● **Data records**
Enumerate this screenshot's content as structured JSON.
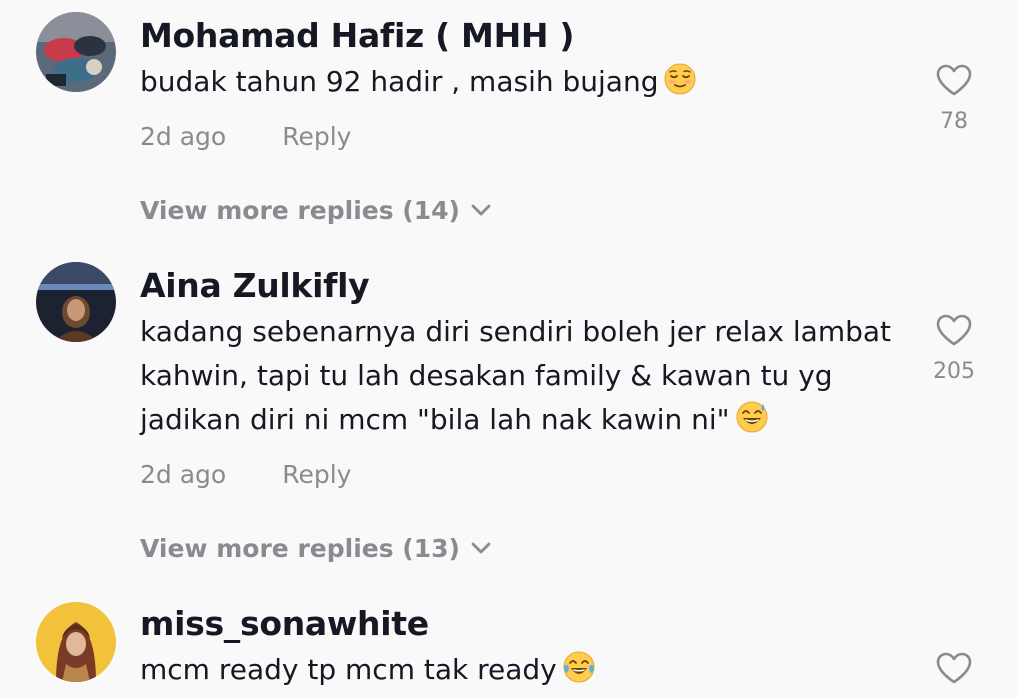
{
  "comments": [
    {
      "author": "Mohamad Hafiz ( MHH )",
      "lines": [
        "budak tahun 92 hadir , masih bujang"
      ],
      "emoji": "relieved-face",
      "time": "2d ago",
      "reply_label": "Reply",
      "likes": "78",
      "more_replies": "View more replies (14)"
    },
    {
      "author": "Aina Zulkifly",
      "lines": [
        "kadang sebenarnya diri sendiri boleh jer relax lambat",
        "kahwin, tapi tu lah desakan family & kawan tu yg",
        "jadikan diri ni mcm \"bila lah nak kawin ni\""
      ],
      "emoji": "grinning-sweat-face",
      "time": "2d ago",
      "reply_label": "Reply",
      "likes": "205",
      "more_replies": "View more replies (13)"
    },
    {
      "author": "miss_sonawhite",
      "lines": [
        "mcm ready tp mcm tak ready"
      ],
      "emoji": "tears-of-joy-face"
    }
  ]
}
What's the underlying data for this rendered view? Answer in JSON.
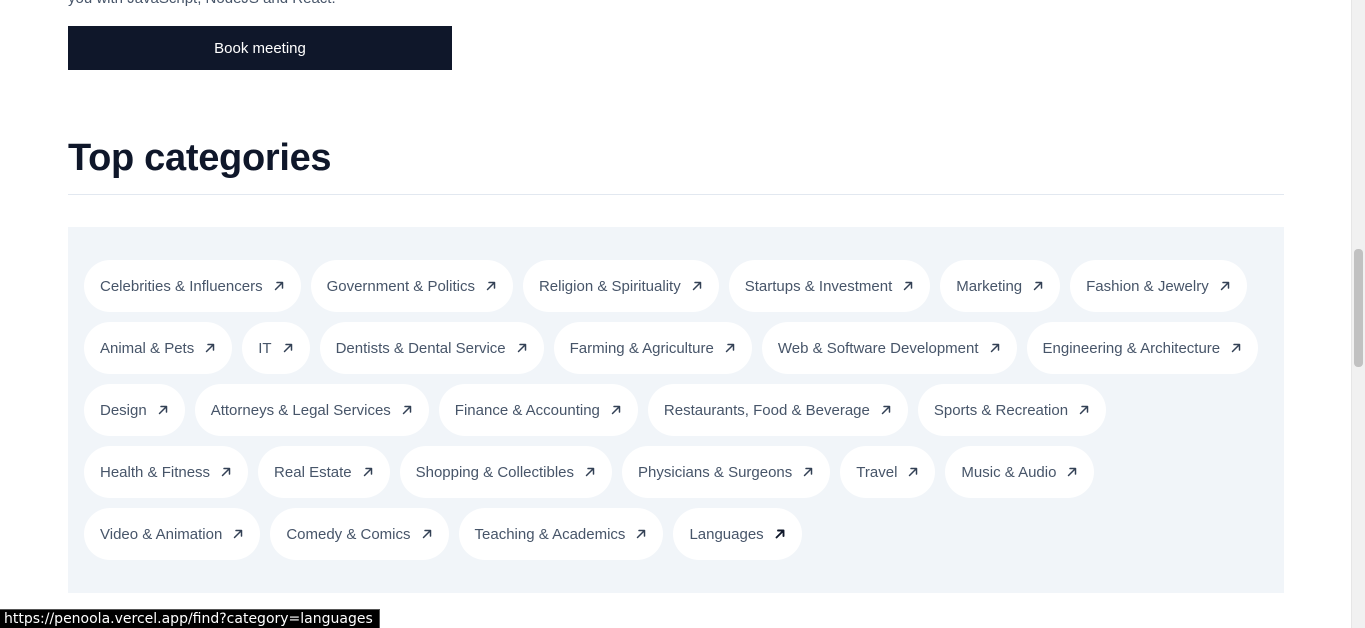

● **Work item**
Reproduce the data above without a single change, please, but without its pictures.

● **Exercise response**
Enumerate this screenshot's content as structured JSON.
{
  "comments": [
    {
      "author": "Mohamad Hafiz ( MHH )",
      "lines": [
        "budak tahun 92 hadir , masih bujang"
      ],
      "emoji": "relieved-face",
      "time": "2d ago",
      "reply_label": "Reply",
      "likes": "78",
      "more_replies": "View more replies (14)"
    },
    {
      "author": "Aina Zulkifly",
      "lines": [
        "kadang sebenarnya diri sendiri boleh jer relax lambat",
        "kahwin, tapi tu lah desakan family & kawan tu yg",
        "jadikan diri ni mcm \"bila lah nak kawin ni\""
      ],
      "emoji": "grinning-sweat-face",
      "time": "2d ago",
      "reply_label": "Reply",
      "likes": "205",
      "more_replies": "View more replies (13)"
    },
    {
      "author": "miss_sonawhite",
      "lines": [
        "mcm ready tp mcm tak ready"
      ],
      "emoji": "tears-of-joy-face"
    }
  ]
}
What's the underlying data for this rendered view? Answer in JSON.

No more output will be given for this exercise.